[Extracted records]
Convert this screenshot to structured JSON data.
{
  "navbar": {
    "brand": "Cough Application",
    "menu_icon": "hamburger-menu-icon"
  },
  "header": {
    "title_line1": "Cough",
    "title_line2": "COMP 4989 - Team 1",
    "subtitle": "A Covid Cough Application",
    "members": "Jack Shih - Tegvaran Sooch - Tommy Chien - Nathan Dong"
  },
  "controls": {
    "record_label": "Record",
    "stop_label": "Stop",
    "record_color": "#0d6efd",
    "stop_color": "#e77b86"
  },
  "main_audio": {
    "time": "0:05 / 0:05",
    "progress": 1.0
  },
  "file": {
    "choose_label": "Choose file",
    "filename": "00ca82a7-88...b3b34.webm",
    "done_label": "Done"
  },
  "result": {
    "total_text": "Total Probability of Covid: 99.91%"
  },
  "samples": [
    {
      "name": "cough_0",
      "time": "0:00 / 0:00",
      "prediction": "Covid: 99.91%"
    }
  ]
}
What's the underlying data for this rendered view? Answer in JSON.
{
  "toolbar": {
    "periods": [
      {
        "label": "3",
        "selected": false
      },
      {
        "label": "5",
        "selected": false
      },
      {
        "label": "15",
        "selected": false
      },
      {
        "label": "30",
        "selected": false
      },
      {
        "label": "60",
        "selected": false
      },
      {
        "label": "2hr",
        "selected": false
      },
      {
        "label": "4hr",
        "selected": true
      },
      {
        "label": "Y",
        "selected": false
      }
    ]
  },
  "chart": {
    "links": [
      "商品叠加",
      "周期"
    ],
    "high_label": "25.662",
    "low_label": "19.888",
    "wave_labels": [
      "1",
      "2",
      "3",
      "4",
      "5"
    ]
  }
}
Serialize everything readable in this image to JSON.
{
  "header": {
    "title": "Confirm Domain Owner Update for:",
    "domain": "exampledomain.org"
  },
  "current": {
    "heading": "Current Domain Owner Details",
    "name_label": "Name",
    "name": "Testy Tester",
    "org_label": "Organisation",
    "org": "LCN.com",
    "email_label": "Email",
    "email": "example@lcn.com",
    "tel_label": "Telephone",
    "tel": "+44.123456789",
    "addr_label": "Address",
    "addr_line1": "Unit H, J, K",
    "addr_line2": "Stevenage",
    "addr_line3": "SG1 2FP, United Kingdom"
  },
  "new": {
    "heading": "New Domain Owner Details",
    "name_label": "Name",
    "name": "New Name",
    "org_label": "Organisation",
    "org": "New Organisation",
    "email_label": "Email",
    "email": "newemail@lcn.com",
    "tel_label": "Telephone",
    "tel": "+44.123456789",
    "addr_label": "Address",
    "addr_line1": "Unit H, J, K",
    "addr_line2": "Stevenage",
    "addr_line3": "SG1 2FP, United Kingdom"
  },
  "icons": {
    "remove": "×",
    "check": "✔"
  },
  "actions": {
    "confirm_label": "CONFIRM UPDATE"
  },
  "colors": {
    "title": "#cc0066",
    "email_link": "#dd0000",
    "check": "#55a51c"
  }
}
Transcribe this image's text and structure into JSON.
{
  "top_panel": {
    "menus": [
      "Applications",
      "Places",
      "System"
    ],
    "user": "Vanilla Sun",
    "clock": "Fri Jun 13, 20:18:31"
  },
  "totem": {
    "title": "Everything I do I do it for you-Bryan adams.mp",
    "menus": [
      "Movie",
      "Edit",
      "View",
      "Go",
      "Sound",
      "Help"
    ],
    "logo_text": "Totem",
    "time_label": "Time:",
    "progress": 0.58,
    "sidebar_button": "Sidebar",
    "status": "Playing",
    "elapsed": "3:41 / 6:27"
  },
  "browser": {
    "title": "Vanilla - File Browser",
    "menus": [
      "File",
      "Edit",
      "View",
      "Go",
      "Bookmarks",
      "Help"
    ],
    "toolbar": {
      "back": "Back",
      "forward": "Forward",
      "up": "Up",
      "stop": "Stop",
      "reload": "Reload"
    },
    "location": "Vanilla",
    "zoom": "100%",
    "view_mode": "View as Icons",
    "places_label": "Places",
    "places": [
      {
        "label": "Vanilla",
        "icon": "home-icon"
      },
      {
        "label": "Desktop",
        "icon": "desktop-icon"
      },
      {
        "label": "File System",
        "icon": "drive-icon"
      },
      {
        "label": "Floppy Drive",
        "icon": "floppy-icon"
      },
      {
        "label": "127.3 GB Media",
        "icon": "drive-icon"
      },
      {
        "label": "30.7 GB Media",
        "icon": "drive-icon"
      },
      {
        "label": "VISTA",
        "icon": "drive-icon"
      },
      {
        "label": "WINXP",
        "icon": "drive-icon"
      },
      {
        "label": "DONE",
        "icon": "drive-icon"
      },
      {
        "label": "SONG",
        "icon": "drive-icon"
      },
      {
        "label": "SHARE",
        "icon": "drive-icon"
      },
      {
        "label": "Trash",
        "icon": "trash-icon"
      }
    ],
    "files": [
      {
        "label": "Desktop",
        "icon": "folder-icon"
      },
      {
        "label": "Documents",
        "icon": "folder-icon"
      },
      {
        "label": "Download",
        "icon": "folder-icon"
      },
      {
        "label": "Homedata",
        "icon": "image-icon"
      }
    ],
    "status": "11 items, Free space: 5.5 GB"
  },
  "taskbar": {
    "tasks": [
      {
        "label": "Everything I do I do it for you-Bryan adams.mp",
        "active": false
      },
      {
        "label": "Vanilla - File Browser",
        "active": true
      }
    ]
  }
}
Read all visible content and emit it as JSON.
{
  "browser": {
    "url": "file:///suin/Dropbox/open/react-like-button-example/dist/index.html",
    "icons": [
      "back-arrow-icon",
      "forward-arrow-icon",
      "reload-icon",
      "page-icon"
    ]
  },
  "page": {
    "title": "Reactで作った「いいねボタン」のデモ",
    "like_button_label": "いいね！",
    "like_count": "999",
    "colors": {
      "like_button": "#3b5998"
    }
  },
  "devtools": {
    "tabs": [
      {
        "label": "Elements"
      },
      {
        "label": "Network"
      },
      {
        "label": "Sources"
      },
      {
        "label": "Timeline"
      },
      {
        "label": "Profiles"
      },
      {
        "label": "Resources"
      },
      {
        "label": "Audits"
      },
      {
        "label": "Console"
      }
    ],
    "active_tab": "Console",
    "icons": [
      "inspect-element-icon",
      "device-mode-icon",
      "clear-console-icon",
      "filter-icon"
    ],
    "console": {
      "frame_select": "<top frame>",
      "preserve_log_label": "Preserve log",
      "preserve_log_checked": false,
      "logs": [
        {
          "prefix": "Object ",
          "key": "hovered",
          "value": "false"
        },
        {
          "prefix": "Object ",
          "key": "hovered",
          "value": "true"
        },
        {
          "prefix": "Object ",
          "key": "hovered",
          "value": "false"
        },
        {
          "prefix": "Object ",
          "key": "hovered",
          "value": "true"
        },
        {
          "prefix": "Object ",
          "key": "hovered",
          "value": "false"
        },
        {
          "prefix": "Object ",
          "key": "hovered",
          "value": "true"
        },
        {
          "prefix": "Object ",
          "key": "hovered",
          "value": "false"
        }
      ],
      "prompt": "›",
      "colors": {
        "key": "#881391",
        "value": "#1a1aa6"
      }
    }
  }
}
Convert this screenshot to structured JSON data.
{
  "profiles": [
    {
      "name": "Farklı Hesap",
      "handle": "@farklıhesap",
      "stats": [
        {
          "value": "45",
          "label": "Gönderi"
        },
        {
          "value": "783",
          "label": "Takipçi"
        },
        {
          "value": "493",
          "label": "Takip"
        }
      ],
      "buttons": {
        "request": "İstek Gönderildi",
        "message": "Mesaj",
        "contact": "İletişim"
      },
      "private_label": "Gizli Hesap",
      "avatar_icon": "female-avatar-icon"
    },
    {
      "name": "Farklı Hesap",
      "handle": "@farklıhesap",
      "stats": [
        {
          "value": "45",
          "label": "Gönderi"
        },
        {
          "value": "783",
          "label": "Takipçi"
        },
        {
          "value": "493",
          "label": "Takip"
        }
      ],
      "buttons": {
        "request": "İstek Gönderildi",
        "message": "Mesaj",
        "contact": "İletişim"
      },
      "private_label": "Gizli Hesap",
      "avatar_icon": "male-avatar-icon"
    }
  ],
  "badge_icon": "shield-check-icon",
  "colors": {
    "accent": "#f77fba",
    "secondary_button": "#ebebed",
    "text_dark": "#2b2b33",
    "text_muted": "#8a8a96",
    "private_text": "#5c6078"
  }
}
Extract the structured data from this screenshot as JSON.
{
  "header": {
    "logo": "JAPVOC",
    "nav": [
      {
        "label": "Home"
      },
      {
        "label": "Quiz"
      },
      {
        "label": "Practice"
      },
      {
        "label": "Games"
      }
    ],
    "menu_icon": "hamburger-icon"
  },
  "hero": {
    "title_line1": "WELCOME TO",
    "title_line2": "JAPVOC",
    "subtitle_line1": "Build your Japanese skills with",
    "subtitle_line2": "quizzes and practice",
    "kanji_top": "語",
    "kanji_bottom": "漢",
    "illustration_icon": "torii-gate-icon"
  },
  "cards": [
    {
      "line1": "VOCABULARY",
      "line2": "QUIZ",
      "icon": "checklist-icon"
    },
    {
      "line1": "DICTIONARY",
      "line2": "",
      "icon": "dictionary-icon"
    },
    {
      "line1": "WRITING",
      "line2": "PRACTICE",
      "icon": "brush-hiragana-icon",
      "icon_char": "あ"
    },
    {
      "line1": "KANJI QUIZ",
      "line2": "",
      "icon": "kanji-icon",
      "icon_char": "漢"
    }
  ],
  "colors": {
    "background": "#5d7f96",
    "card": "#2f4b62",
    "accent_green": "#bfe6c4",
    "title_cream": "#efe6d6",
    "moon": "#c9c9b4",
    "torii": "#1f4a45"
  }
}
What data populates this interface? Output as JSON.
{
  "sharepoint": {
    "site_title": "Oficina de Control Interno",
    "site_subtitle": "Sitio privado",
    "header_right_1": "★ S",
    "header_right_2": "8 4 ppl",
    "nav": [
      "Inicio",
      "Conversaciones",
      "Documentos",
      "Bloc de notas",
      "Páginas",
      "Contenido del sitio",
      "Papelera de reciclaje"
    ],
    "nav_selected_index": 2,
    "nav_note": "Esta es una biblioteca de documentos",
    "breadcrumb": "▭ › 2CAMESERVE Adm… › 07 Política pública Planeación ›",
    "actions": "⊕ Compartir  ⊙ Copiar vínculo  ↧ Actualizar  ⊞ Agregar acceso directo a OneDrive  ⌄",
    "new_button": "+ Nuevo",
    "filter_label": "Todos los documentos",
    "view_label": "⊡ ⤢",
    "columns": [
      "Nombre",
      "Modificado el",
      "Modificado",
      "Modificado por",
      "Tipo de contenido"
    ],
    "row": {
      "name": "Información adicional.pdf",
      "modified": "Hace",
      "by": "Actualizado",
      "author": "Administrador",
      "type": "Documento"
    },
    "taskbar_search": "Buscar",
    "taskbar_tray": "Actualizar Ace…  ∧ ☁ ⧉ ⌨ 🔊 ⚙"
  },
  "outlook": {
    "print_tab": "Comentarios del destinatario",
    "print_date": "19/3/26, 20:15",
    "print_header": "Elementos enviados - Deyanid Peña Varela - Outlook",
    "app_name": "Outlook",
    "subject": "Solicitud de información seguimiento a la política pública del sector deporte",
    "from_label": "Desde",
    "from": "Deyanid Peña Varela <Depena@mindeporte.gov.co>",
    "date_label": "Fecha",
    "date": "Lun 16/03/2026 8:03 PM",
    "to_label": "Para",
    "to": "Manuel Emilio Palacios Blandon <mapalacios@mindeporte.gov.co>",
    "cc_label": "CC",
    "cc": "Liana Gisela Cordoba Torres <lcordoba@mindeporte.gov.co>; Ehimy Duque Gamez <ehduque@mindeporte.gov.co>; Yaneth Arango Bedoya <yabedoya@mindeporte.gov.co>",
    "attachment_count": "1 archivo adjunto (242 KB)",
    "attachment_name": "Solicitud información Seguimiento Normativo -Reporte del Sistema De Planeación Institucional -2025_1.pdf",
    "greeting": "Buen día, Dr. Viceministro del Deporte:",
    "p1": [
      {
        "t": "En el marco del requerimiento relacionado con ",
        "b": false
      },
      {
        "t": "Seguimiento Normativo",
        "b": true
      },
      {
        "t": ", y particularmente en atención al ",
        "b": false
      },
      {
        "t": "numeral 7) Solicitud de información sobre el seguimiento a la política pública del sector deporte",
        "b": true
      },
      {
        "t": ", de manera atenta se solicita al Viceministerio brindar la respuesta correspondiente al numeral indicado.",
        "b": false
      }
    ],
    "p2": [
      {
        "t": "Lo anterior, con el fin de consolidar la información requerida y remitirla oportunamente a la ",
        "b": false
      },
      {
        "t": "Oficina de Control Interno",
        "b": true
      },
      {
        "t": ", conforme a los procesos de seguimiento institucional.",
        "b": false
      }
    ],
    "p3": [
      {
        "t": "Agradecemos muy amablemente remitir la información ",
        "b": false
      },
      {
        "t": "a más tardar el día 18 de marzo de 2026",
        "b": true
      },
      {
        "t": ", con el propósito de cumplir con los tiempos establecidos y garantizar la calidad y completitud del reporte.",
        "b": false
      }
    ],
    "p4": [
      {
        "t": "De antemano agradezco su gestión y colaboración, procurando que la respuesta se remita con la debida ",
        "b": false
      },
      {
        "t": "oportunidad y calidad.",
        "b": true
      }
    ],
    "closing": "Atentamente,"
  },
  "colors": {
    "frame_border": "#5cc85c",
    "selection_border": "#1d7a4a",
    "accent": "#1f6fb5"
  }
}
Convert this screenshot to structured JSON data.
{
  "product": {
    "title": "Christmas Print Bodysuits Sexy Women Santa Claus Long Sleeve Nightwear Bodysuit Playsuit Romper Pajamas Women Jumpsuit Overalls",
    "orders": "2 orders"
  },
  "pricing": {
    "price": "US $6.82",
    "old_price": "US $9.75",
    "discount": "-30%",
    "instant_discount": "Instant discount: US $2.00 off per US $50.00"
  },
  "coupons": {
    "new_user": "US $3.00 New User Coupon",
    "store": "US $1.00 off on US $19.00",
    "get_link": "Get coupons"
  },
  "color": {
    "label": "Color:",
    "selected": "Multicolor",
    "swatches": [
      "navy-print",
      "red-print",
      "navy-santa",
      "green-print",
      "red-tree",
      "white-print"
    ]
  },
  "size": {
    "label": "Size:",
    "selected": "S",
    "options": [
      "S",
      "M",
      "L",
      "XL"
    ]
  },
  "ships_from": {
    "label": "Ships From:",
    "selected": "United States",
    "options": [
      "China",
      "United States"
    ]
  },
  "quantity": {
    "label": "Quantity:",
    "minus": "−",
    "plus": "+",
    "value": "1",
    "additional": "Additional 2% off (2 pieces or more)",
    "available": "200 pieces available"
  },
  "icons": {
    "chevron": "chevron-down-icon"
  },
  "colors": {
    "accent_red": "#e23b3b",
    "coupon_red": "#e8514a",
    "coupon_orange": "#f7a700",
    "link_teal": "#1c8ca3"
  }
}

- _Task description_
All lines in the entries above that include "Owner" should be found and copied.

- _Response_
    "title": "Confirm Domain Owner Update for:",
    "heading": "Current Domain Owner Details",
    "heading": "New Domain Owner Details",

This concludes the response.